Warner Brothers Animation/DC Entertainment
Written by Ernie Altbacker
Directed by Justin Copeland
Starring Jason O’Mara, Jennifer Morrison, Geoffrey Arend, Sean Maher, Peyton List, Peyton List, Jerry O’Connell and Rebecca Romijn
Bruce Wayne attempts to spend some time out in the world sans alter ego. When he runs into both his old friend Thomas Elliot and the beautiful Selina Kyle, he finds himself struggling to balance being a friend and potential romantic partner with the demands of being Batman.
When both Catwoman and Batman find themselves investigating Poison Ivy for stealing money from Bane, they find that both villains and seemingly every bad guy in Batman’s Rogue’s Gallery are being manipulated by a mystery man known only as Hush. Not only does Hush know things about the villains that they weren’t aware of, but he also knows Batman’s darkest secret and has pledged to take everyone Bruce cares about away from him if Batman doesn’t stop him first.
Batman: Hush is an entertaining and fun examination of the Dark Knight. It’s not perfect and there are some big flaws in the third act, but the film does entertain with the dialogue and performances. Jason O’Mara is growing on me as Batman, but there is still an issue with the fact that both his Bruce Wayne and Batman voices sound EXACTLY the same. There is no variation that could indicate a change in both the character and tone. Jennifer Morrison does a great job as Selina Kyle/Catwoman. Her performance exudes sensuality as well as danger, both hallmarks of the character. It’s entertaining and compelling to see her struggle throughout the film with who she is and what she ultimately wants for herself and, by extension, Bruce.

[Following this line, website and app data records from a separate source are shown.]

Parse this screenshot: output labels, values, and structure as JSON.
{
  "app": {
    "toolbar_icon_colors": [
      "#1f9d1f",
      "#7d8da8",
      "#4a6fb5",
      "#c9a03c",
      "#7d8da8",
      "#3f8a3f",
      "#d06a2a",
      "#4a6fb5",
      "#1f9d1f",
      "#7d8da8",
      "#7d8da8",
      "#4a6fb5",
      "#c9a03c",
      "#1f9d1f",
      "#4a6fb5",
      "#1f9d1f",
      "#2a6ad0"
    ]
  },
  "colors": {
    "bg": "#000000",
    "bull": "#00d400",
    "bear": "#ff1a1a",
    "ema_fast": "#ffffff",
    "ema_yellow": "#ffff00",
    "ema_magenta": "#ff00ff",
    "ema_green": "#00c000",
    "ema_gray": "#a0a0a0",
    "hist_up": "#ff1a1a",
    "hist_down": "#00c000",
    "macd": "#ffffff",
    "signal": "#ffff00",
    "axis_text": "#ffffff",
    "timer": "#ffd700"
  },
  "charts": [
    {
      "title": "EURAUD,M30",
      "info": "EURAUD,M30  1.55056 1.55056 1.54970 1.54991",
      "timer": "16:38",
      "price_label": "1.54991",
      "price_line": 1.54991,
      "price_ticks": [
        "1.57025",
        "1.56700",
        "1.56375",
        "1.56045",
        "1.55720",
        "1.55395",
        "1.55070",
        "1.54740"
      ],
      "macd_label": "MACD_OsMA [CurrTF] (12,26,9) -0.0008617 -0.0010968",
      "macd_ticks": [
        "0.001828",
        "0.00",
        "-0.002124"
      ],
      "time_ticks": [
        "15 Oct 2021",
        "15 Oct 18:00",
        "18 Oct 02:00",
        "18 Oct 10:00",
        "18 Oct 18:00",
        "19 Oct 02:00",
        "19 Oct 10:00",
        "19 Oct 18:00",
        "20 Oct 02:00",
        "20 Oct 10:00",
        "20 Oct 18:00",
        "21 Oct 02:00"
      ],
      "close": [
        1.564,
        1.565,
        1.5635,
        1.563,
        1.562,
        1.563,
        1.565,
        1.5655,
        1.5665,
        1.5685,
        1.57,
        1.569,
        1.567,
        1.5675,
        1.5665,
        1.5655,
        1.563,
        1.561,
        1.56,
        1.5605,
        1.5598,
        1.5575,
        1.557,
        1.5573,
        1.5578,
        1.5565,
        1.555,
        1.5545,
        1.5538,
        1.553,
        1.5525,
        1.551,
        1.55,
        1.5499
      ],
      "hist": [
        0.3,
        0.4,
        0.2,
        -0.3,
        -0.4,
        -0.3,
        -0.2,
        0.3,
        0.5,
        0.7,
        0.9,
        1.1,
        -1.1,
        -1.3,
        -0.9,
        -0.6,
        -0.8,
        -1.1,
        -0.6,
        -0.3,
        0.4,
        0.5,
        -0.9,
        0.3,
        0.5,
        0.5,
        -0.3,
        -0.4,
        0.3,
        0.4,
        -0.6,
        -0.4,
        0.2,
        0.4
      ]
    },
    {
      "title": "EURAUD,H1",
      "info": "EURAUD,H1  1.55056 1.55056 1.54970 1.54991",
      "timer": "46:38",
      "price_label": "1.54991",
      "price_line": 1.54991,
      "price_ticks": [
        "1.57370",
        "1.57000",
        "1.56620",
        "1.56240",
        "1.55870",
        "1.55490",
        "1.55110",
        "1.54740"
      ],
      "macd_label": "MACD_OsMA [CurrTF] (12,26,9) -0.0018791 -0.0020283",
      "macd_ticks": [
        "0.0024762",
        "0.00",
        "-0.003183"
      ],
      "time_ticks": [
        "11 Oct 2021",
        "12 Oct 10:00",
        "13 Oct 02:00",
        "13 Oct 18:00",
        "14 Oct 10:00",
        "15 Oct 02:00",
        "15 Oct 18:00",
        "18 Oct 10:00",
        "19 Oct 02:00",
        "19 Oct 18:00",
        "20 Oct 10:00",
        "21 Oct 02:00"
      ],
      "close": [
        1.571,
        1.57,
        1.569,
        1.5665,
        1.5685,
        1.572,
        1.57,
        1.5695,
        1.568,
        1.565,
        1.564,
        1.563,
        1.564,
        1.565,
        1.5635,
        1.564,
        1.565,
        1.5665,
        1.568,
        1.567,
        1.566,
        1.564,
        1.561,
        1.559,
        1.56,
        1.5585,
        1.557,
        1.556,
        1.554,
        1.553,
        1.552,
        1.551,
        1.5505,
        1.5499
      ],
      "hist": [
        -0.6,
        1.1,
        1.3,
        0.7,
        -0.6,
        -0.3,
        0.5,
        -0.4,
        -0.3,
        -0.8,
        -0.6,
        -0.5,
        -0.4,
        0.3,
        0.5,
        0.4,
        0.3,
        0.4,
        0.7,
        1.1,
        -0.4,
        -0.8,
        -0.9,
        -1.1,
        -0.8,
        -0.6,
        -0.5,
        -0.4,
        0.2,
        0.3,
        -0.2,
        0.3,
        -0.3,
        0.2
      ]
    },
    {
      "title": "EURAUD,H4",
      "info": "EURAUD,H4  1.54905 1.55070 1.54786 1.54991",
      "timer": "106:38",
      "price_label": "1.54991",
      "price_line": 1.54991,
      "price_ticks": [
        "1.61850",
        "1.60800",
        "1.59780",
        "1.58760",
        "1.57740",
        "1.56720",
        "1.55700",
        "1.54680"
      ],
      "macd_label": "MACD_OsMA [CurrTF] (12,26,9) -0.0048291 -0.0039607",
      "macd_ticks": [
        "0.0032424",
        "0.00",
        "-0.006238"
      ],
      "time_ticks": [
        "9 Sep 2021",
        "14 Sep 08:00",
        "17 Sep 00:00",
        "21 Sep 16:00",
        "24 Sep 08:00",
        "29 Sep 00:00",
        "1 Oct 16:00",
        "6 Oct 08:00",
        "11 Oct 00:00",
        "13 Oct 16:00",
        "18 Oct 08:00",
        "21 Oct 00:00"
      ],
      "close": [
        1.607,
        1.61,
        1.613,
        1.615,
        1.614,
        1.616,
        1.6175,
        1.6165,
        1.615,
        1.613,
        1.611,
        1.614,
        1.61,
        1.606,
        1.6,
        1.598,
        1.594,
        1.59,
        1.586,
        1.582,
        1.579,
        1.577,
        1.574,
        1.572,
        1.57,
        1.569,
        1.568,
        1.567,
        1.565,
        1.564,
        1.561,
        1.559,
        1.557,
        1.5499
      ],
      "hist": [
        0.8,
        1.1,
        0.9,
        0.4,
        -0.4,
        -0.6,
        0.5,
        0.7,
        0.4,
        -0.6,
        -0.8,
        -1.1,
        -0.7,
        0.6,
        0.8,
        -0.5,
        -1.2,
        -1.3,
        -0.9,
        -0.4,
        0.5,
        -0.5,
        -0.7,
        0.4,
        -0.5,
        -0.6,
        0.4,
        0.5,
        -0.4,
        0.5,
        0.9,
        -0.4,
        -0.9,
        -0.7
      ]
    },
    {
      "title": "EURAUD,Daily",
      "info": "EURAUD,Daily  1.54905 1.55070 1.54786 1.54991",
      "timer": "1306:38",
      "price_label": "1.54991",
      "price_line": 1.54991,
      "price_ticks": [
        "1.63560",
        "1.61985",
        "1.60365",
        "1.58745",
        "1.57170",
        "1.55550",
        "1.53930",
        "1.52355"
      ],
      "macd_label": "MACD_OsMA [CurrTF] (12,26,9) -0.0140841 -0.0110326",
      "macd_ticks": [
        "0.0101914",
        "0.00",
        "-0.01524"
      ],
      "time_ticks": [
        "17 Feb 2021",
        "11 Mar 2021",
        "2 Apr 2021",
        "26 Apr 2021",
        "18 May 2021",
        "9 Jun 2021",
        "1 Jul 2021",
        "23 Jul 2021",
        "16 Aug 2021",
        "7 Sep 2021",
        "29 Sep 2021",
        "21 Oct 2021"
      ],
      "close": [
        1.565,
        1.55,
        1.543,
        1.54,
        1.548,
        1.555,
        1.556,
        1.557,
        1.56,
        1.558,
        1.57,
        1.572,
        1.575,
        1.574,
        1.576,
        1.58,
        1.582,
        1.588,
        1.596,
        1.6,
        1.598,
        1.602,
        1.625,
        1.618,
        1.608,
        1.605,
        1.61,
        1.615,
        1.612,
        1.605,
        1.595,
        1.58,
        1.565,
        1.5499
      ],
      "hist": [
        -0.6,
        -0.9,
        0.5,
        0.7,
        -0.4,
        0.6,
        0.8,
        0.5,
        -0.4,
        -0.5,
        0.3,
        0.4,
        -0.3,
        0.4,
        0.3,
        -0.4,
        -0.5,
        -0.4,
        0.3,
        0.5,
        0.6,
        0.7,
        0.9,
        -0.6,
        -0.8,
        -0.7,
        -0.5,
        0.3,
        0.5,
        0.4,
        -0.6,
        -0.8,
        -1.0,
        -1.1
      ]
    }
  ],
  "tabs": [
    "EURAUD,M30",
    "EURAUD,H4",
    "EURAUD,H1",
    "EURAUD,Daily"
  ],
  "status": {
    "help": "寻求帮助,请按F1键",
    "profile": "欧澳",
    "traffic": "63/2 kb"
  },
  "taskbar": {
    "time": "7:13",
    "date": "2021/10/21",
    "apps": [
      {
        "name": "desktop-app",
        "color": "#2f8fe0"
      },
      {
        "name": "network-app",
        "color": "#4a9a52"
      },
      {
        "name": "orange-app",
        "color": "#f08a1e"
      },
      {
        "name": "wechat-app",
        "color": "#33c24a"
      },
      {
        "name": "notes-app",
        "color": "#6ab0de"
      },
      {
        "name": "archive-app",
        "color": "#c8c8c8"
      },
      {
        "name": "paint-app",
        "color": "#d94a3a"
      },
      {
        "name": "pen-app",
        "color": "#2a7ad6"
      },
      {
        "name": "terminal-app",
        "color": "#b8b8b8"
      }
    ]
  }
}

The rest of the supporting cast is great, especially Sean Maher as Dick Grayson/Nightwing. The biggest disappointment in the film comes from the change made to the original story and the reveal of who Hush really is. The movie tries to tease that moment with the introduction of a certain character, but ultimately the film changes are not sufficiently earned in either plot or character. It felt rushed and uneven. That aside, Batman: Hush is enjoyable for the action, adventure and more importantly, the love story between Batman and Catwoman.